Pell Grants for the incarcerated.
The political tide is turning on “Pell Grants for prisoners.”
A bipartisan groundswell is emerging to reverse the 25-year-old ban on allowing incarcerated people to receive support from the key student-aid program. A bill in Congress, the Restoring Education and Learning Act, has gained cosponsors from both parties. Higher-education leaders and justice-reform organizations support an end to the ban, while the U.S. secretary of education, Betsy DeVos, is also championing the idea.
Even the language around the issue is changing. That curt description, “Pell Grants for prisoners,” which I remember so well from the 1990s, with all its derisive connotations, is rarely used today. The term of choice these days is “second-chance Pell.” That’s also the name of an experiment, begun by the Obama administration, that now involves 64 colleges offering college-level courses in prisons to more than 10,000 inmates. DeVos intends to expand that experiment and wants to make it permanent. That a Trump official would stand behind any Obama-era higher-ed program, much less embrace its name, speaks volumes about the appeal of this issue.
Having followed this topic even before 1994, when Congress banned the use of Pell Grants for people in prison, I’m heartened by the turnaround in attitudes, but a little wary of all the enthusiasm, too.
A generation later, still fighting the good fight.
When I wrote about those issues 28 years ago, one expert I spoke with was Stephen J. Steurer, then executive director of the Correctional Education Association and statewide coordinator for corrections education in Maryland. Back then, he too noticed the trends, and warned that if states and institutions started “fudging around with the original intent of a Pell Grant,” Congress or the Department of Education would try to eliminate prisoners from the program. As it turned out, Congress did just that three years later, although the rationale was primarily the “tough-on-crime” political ethos that brought the 1994 crime bill into law.
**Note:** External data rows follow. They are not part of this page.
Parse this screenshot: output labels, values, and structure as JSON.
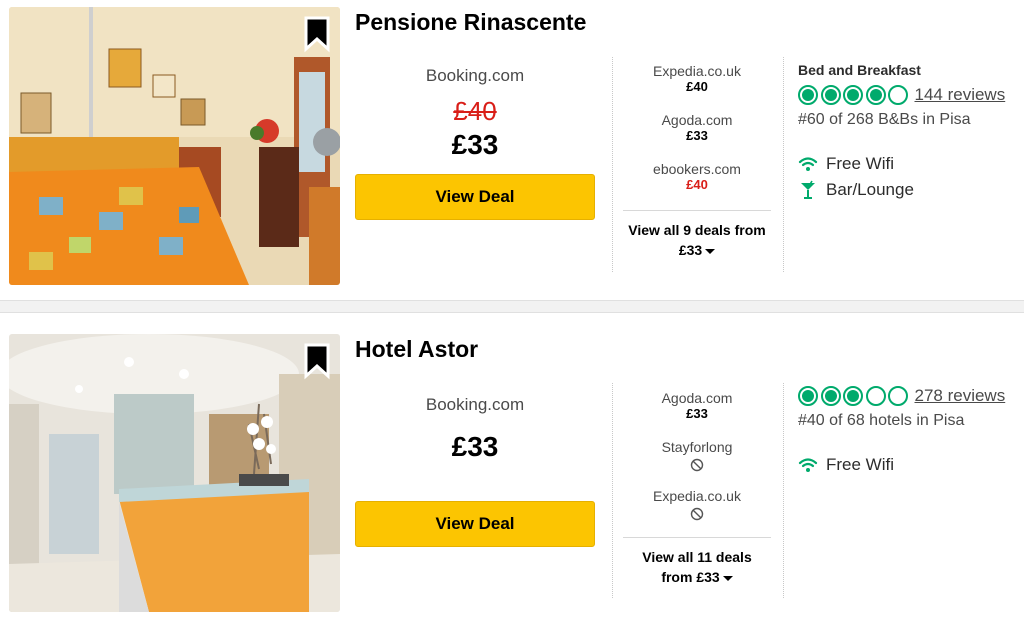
{
  "listings": [
    {
      "name": "Pensione Rinascente",
      "main_provider": "Booking.com",
      "old_price": "£40",
      "price": "£33",
      "view_deal": "View Deal",
      "deals": [
        {
          "provider": "Expedia.co.uk",
          "price": "£40"
        },
        {
          "provider": "Agoda.com",
          "price": "£33"
        },
        {
          "provider": "ebookers.com",
          "price": "£40",
          "price_color": "#d91e18"
        }
      ],
      "view_all_line1": "View all 9 deals from",
      "view_all_line2": "£33",
      "property_type": "Bed and Breakfast",
      "rating_bubbles": 4,
      "reviews": "144 reviews",
      "rank": "#60 of 268 B&Bs in Pisa",
      "amenities": [
        {
          "icon": "wifi-icon",
          "label": "Free Wifi"
        },
        {
          "icon": "cocktail-icon",
          "label": "Bar/Lounge"
        }
      ]
    },
    {
      "name": "Hotel Astor",
      "main_provider": "Booking.com",
      "price": "£33",
      "view_deal": "View Deal",
      "deals": [
        {
          "provider": "Agoda.com",
          "price": "£33"
        },
        {
          "provider": "Stayforlong",
          "unavailable_icon": "unavailable-icon"
        },
        {
          "provider": "Expedia.co.uk",
          "unavailable_icon": "unavailable-icon"
        }
      ],
      "view_all_line1": "View all 11 deals",
      "view_all_line2": "from £33",
      "rating_bubbles": 3,
      "reviews": "278 reviews",
      "rank": "#40 of 68 hotels in Pisa",
      "amenities": [
        {
          "icon": "wifi-icon",
          "label": "Free Wifi"
        }
      ]
    }
  ],
  "colors": {
    "accent_button": "#fcc501",
    "rating_green": "#00aa6c",
    "strike_red": "#d91e18"
  }
}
I wondered what had kept him so engaged with the issue of education for inmates all these years. His answer was short and direct: “I saw people who changed.”
By Goldie Blumenstyk